Fred Schauer of the University of Virginia calls such claims “First Amendment opportunism.” Free speech is a cherished American ideal; companies are exploiting that esteem, as he puts it, “to try to accomplish goals that are not so clearly related to speech.” The co-opting of the First Amendment has happened slowly, but not at all by accident. First, it was helped along by questionable court decisions. Today, it is being accelerated by a strange alliance between two groups: a new generation of conservative judges, who have repudiated the judicial restraint their forebears prized, and legendary liberal lawyers, like Floyd Abrams and Laurence Tribe, who, after building their reputations as defenders of free speech, are using their talents to deploy it as a tool of corporate deregulation.

The irony, of course, is that conservatives once complained about the left's First Amendment activism. But it's worth recalling the history Wu recounts of how pre-New Deal courts used corporations' constitutional rights to reject laws that most Americans now consider untouchable, such as restrictions on child labor, and considering what a return to that kind of judicial activism could portend. Wu writes:

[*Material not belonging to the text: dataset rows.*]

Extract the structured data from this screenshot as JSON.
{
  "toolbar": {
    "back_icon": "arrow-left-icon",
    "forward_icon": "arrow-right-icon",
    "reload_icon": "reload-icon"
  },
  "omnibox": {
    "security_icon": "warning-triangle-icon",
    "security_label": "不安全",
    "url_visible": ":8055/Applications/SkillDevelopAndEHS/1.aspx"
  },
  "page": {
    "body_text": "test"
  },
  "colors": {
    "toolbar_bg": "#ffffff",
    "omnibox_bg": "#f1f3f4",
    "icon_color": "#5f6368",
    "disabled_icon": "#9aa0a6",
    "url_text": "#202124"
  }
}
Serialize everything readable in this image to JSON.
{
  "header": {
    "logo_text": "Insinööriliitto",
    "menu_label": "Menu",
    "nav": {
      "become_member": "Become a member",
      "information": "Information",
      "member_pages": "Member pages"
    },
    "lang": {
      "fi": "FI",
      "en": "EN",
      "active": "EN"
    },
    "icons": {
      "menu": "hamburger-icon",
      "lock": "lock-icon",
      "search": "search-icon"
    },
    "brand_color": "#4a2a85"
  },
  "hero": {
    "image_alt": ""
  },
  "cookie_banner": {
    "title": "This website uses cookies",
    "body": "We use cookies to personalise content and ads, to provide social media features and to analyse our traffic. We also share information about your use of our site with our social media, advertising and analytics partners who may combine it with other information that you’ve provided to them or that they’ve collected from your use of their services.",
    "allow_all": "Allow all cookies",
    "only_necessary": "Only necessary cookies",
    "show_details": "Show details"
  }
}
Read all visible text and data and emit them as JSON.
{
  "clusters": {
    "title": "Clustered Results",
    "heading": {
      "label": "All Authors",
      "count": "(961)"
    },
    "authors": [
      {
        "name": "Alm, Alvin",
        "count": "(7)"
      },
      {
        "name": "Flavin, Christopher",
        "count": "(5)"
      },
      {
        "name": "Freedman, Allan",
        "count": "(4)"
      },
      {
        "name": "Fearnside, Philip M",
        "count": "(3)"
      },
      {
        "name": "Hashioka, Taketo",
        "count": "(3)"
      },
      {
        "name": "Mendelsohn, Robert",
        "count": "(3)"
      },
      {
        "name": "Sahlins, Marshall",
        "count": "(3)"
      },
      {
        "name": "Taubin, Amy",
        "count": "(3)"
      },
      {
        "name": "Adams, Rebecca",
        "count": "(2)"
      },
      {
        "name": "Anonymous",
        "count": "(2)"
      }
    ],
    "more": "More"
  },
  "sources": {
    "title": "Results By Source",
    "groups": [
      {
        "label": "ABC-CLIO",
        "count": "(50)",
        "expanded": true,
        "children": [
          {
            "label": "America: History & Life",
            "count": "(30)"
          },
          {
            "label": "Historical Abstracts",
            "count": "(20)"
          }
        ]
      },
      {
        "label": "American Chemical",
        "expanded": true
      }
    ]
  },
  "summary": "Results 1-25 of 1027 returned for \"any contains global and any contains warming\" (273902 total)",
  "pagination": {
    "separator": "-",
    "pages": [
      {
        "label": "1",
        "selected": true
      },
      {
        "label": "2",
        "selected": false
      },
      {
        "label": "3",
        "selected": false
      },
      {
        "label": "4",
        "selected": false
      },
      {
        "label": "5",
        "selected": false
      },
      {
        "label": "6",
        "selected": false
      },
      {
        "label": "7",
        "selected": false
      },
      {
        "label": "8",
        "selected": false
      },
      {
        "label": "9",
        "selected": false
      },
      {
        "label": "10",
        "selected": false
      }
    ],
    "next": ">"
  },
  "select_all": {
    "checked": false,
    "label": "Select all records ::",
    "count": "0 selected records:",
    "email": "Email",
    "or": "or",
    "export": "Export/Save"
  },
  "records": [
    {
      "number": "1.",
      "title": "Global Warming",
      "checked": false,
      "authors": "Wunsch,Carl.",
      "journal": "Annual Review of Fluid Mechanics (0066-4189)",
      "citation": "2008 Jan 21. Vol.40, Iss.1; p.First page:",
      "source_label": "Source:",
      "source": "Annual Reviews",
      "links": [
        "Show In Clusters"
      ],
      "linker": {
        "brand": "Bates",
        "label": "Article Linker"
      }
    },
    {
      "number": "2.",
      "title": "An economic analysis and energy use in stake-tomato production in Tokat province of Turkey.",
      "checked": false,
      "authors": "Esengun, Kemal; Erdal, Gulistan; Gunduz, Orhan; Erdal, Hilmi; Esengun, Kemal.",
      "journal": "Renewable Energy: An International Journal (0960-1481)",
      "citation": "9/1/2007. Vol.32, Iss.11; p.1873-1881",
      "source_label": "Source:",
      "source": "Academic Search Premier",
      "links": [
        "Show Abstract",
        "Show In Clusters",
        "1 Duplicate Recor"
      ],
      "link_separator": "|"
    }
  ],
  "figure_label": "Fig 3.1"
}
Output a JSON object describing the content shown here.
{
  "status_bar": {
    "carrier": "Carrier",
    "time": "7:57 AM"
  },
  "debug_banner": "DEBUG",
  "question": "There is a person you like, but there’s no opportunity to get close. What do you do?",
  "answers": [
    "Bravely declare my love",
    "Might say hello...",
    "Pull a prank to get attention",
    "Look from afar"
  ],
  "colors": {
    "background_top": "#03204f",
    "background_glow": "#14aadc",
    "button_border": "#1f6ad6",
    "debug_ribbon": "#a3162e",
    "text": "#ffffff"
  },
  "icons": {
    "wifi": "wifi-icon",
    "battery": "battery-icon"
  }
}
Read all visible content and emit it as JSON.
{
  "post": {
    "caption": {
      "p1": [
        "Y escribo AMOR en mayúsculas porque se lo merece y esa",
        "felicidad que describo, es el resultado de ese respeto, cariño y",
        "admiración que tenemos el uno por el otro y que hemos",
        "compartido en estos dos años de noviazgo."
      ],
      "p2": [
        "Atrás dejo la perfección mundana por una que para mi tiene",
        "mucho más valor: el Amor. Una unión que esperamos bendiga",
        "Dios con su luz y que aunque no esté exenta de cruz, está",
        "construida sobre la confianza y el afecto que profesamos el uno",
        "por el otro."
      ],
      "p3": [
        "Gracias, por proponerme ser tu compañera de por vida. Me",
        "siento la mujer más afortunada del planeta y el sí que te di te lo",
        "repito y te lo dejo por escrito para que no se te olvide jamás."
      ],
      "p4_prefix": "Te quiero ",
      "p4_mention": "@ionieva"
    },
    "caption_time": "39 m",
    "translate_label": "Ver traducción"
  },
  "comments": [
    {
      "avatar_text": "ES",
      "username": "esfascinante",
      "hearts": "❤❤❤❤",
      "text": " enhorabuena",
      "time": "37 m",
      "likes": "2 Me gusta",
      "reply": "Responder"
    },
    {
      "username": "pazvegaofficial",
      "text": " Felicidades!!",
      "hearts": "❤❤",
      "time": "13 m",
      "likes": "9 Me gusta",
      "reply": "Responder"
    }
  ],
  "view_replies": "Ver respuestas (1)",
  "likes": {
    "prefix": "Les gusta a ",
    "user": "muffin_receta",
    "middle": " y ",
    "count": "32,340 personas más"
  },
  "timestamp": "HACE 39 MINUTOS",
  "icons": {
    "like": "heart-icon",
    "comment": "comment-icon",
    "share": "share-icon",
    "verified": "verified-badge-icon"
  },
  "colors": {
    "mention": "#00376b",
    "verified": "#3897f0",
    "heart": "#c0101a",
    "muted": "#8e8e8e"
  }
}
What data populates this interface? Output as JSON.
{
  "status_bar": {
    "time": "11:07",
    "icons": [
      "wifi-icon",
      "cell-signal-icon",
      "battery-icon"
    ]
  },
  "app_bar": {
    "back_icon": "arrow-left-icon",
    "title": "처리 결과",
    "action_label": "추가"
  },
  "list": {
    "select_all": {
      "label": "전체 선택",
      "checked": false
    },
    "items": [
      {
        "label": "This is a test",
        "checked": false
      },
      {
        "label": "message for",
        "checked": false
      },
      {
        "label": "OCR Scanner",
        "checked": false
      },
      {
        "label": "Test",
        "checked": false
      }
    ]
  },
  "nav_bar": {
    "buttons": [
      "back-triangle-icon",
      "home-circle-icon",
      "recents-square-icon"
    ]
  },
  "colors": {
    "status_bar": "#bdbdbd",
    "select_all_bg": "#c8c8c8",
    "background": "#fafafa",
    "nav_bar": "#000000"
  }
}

Few industries these days can resist First Amendment defenses of even the most outrageous conduct. In 2007, Verizon was caught secretly monitoring customers on behalf of the federal government. The company asserted that what Congress calls illegal surveillance was actually a form of protected speech—and that Verizon has a prerogative to hand over customer records, especially in times of “armed conflict with foreign enemies.” More recently, Verizon saw a threat to its First Amendment protections in the Federal Communication Commission’s (FCC) net-neutrality rules. According to Verizon, if it wants to speed up some websites, and slow down others, it has a constitutional right to do so.

Wu doesn't dispute that regulations can sometimes impose undue burdens - a question that rule-making procedures, backed up by the political process, should address. But the Columbia University scholar is rightly troubled by corporate attorneys' attempt to play the First Amendment as a "trump card."

"These massive corporations are not the Jehovah’s Witnesses, unpopular outsiders needing a safeguard that legislators and law enforcement could not be moved to provide. They are active, influential participants in American politics turning to the Constitution for a second bite at the apple when the political process fails to give them what they want," Wu says. "Every time that strategy succeeds, the underlying debate is placed beyond democratic decision-making, supposedly because the authors of the First Amendment would have wanted it that way two centuries ago. Whatever your politics, it seems a strange way to conduct economic and regulatory policy."